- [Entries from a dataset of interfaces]
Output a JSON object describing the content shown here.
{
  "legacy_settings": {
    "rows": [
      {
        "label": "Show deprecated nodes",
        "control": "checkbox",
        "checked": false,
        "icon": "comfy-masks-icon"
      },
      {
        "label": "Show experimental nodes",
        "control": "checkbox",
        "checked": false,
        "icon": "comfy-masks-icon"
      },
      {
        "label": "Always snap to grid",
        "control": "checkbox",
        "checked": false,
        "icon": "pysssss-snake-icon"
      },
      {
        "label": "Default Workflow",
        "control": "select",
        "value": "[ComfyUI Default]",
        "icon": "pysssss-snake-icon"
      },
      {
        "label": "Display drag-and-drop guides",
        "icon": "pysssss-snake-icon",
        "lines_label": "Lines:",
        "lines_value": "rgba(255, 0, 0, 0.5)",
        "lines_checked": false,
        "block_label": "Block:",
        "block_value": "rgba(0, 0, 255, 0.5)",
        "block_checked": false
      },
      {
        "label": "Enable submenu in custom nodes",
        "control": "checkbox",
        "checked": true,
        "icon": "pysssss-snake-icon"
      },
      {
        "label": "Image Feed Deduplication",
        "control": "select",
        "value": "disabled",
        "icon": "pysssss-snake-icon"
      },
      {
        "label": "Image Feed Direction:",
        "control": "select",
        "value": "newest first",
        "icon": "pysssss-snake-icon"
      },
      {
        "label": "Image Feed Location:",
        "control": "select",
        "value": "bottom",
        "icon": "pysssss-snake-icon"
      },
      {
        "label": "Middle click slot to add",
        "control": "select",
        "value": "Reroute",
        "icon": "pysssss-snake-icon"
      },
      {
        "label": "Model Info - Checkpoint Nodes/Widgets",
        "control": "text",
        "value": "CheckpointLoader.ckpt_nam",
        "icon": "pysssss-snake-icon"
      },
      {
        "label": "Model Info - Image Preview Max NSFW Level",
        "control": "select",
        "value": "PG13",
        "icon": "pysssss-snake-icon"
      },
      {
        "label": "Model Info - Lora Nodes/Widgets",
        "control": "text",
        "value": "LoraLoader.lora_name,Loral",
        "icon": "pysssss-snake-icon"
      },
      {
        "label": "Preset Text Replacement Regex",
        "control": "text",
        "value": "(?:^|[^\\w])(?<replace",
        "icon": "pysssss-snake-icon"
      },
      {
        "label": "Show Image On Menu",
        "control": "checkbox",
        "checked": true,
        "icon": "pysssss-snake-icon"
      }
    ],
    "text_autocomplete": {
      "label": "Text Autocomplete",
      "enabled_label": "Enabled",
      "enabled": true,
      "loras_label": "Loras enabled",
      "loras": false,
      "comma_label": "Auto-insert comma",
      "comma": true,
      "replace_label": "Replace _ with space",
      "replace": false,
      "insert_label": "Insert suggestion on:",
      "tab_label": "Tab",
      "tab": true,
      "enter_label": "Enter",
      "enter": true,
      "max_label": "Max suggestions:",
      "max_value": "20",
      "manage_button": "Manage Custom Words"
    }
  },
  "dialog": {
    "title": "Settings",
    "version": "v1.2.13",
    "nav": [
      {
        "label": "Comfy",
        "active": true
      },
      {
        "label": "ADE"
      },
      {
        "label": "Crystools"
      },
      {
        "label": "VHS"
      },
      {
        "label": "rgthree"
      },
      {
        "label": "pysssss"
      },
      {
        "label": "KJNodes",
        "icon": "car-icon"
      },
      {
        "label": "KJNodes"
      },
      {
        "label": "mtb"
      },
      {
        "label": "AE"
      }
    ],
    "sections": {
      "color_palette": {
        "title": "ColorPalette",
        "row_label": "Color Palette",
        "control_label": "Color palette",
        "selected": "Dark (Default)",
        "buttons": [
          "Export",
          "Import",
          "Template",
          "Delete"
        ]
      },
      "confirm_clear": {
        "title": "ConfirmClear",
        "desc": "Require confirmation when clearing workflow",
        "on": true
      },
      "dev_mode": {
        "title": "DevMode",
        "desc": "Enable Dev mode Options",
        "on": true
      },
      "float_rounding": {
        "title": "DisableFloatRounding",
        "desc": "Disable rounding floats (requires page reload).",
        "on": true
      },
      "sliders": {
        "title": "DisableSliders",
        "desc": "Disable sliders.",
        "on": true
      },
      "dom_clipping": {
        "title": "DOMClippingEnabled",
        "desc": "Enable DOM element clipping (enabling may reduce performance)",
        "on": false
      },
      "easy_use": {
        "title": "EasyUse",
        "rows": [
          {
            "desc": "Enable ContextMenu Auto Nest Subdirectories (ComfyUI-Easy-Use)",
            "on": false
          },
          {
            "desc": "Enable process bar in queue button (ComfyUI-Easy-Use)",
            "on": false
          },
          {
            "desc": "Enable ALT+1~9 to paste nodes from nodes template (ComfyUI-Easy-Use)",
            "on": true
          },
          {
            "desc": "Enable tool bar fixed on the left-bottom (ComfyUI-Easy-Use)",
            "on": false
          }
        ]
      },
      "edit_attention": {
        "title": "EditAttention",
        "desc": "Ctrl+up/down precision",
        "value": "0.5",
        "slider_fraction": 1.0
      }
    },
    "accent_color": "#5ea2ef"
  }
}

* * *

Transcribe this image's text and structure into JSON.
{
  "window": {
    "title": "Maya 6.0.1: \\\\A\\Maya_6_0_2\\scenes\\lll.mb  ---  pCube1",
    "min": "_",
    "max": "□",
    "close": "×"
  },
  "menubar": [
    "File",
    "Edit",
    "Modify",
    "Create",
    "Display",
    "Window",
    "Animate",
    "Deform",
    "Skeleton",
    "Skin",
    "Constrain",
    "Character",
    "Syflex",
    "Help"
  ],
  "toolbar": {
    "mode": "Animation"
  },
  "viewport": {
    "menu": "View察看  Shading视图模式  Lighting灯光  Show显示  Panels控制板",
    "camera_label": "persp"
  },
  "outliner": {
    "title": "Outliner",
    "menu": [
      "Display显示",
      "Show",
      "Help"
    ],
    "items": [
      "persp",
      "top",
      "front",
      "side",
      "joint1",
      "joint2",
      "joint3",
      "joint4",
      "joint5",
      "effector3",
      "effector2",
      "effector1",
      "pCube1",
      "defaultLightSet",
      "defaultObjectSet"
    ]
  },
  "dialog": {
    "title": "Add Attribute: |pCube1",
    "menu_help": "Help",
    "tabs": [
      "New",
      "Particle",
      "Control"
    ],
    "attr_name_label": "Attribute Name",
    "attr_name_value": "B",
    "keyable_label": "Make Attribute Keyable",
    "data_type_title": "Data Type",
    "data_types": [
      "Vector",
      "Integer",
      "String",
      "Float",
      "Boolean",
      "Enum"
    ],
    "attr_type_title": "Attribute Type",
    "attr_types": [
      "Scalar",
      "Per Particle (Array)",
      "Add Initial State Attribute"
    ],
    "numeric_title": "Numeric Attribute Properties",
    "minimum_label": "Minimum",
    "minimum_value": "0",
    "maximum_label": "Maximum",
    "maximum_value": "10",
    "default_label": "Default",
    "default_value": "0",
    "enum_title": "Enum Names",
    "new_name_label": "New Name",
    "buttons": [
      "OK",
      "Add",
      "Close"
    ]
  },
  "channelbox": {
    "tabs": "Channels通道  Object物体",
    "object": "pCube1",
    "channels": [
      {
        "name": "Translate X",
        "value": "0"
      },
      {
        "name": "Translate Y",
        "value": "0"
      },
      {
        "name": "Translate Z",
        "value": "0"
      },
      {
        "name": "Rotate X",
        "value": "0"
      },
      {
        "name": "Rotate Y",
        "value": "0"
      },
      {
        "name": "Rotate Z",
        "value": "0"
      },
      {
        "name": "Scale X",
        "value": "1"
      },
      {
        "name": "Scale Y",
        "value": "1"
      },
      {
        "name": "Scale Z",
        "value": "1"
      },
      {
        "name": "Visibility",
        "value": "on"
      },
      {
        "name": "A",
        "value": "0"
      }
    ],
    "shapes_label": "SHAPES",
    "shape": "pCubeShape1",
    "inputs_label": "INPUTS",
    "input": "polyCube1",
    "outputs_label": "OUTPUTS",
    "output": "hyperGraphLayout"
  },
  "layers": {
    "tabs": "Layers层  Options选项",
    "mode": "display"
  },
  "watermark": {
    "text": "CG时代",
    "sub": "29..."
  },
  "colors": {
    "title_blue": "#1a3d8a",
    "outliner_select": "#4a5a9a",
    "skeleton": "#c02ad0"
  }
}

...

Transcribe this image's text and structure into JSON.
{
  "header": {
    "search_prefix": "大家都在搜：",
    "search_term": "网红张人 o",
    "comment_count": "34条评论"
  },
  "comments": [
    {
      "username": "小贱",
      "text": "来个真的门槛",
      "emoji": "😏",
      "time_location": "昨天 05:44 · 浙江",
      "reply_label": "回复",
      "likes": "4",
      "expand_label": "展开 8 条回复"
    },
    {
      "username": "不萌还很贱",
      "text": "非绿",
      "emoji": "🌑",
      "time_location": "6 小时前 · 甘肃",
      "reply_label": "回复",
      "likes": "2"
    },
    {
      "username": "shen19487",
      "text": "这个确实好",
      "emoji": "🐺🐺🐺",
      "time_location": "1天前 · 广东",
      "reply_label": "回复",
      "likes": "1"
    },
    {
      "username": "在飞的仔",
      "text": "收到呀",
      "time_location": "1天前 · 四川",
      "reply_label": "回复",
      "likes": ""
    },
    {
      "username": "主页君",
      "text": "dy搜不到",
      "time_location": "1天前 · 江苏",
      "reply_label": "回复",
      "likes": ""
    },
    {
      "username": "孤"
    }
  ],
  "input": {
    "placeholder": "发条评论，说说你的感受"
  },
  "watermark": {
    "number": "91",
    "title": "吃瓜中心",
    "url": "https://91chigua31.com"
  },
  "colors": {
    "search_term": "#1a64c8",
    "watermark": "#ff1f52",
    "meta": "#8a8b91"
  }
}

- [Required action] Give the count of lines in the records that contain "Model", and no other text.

- [Answer box] 3